    However, as I said in an earlier email to John, we don’t need an exact transpose _before_ doing the sort, as we only need to get bytes/nibbles into vector lanes, in any order within a lane. So perhaps there’s some room for improvement that way, but I don’t see it.

    [ Looking at Arseny’s second entry, his transpose approach (that I wasn’t aware of when writing my code) is tighter on instruction count, but I’m saved by the fact that my mix of shifts/blends/logic ops there can dual- or triple-issue. ]

  22. Oh man, I forgot about VPMAXUB. Other than that, my solution is within an inch of alexander4. PBLEND instructions can have higher throughput than PUNPCK, but on the other hand I don’t need the shifts. Fascinating, thank you!

  23. I don’t have time to run it right now, so I could be completely off base here, but won’t jepler.c return the wrong value for the input 0x123456789abcdef?

  24. If I’m right, then at least there appears to be a simple fix: replace line 91 with

    return word & 0xf;

    and lines 105 and 106 with

    if (counts < 16) {
    return counts * 0x1111111111111111;

  25. Joshua, I realized that bug and submitted a revised version to John before the deadline, but I guess he didn’t incorporate it in the github version.

    Alexander, I found that combining Jerome’s insertion method with code to count 3 nibbles at a time (32kB table) was faster. I think that doing it in two phases like my submission was also a win with the 32kB table.

    Just for the sake of curiosity, I “ported” the code to ILP32 systems and benchmarked on a x86_64 desktop with gcc -m32, and also on a 32-bit arm (exynos 4xxx).

    Results with NOSIMD -m32 on an x86_64 machine:

    Results on my arm machine, NOSIMD: (vetter4 fails probably because it used undefined behavior of shifts on x86)

  26. Jeff– I thought that I updated your submission but would double check tonight.

    About the question of whether your entry wins the no-SIMD category or Jerome’s does, I’m not really sure — I had been allowing people to submit minor fixes after the deadline and I didn’t know if Jerome’s fastest submission counts as a minor fix to his earlier one or not! Let me know what you think.

  27. Hi Jeff, it looks like the entry for you in github is (and has been all along) the correct updated one. Of course you should double check…

  28. Alexander, without a 64-bit unpack the transpose is incomplete – since unpack works with 16-byte long portions of the 32-byte vector, you end up with 8×8 matrix stored in 16×4 region (4 16-byte parts of a vector).
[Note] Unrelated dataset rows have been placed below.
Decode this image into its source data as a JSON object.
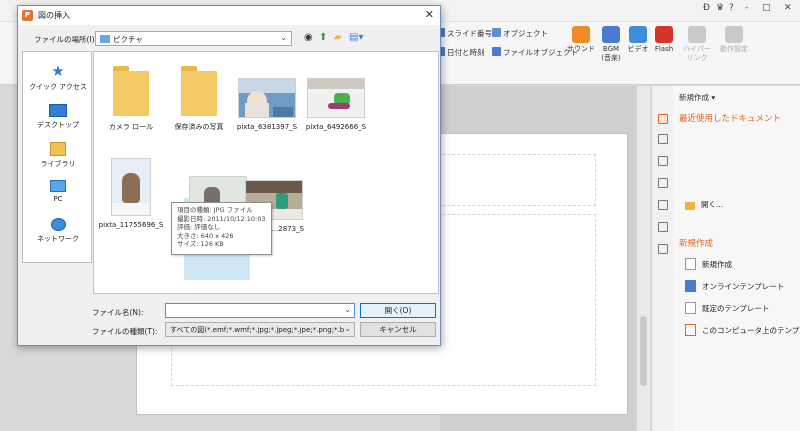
{
  "app": {
    "ribbon_small": [
      "スライド番号",
      "オブジェクト",
      "日付と時刻",
      "ファイルオブジェクト"
    ],
    "ribbon_big": [
      {
        "label": "サウンド",
        "color": "#f08a24"
      },
      {
        "label": "BGM\n(音楽)",
        "color": "#4a7bd0"
      },
      {
        "label": "ビデオ",
        "color": "#3b8ed8"
      },
      {
        "label": "Flash",
        "color": "#d8322a"
      },
      {
        "label": "ハイパー\nリンク",
        "color": "#bdbdbd"
      },
      {
        "label": "動作設定",
        "color": "#bdbdbd"
      }
    ],
    "titlebar_controls": [
      "?",
      "-",
      "□",
      "✕"
    ],
    "task_pane": {
      "header": "新規作成 ▾",
      "recent_title": "最近使用したドキュメント",
      "open_label": "開く...",
      "new_title": "新規作成",
      "items": [
        "新規作成",
        "オンラインテンプレート",
        "既定のテンプレート",
        "このコンピュータ上のテンプレート"
      ]
    }
  },
  "dialog": {
    "title": "図の挿入",
    "location_label": "ファイルの場所(I):",
    "location_value": "ピクチャ",
    "places": [
      "クイック アクセス",
      "デスクトップ",
      "ライブラリ",
      "PC",
      "ネットワーク"
    ],
    "files": [
      {
        "name": "カメラ ロール",
        "kind": "folder"
      },
      {
        "name": "保存済みの写真",
        "kind": "folder"
      },
      {
        "name": "pixta_6381397_S",
        "kind": "photo"
      },
      {
        "name": "pixta_6492666_S",
        "kind": "photo"
      },
      {
        "name": "pixta_11755696_S",
        "kind": "photo"
      },
      {
        "name": "",
        "kind": "photo"
      },
      {
        "name": "...2873_S",
        "kind": "photo"
      }
    ],
    "tooltip": [
      "項目の種類: JPG ファイル",
      "撮影日時: 2011/10/12 10:03",
      "評価: 評価なし",
      "大きさ: 640 x 426",
      "サイズ: 126 KB"
    ],
    "filename_label": "ファイル名(N):",
    "filename_value": "",
    "filetype_label": "ファイルの種類(T):",
    "filetype_value": "すべての図(*.emf;*.wmf;*.jpg;*.jpeg;*.jpe;*.png;*.bm",
    "open_button": "開く(O)",
    "cancel_button": "キャンセル"
  }
}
    I managed to convince myself when I was writing this code that it’s impossible to do a transpose “perfectly” (using 3 passes) with unpacks, although it would be possible to do it with a generic byte shuffle (akin to vec_perm from Altivec). Maybe I’m wrong.
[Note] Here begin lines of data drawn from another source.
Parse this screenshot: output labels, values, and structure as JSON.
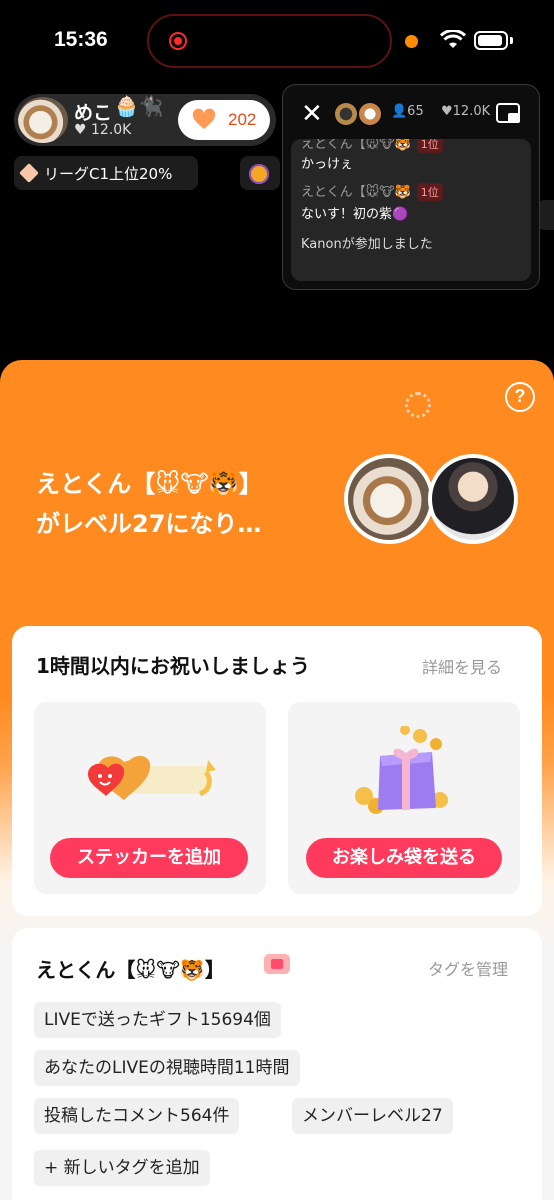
{
  "status_bar": {
    "time": "15:36"
  },
  "host": {
    "name": "めこ",
    "deco": "🧁🐈‍⬛",
    "likes": "♥ 12.0K"
  },
  "follow": {
    "count": "202"
  },
  "league": {
    "label": "リーグC1上位20%"
  },
  "chat_panel": {
    "viewers": "👤65",
    "likes": "♥12.0K",
    "messages": [
      {
        "user": "えとくん【🐭🐮🐯",
        "badge": "1位",
        "text": "かっけぇ"
      },
      {
        "user": "えとくん【🐭🐮🐯",
        "badge": "1位",
        "text": "ないす！初の紫🟣"
      }
    ],
    "join_notice": "Kanonが参加しました"
  },
  "level_up": {
    "title_line1": "えとくん【🐭🐮🐯】",
    "title_line2": "がレベル27になり…"
  },
  "celebrate_card": {
    "title": "1時間以内にお祝いしましょう",
    "details_link": "詳細を見る",
    "sticker_button": "ステッカーを追加",
    "lucky_bag_button": "お楽しみ袋を送る"
  },
  "profile_card": {
    "name": "えとくん【🐭🐮🐯】",
    "manage_tags": "タグを管理",
    "tags": [
      "LIVEで送ったギフト15694個",
      "あなたのLIVEの視聴時間11時間",
      "投稿したコメント564件",
      "メンバーレベル27",
      "+ 新しいタグを追加"
    ]
  },
  "colors": {
    "accent_orange": "#ff8a20",
    "button_pink": "#ff3a5c"
  }
}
    It’s fascinating that we ended up using almost the same solution. It makes sense that blend would be faster than unpack but it’s interesting that the combination of blend+shift is still faster. Congratulations!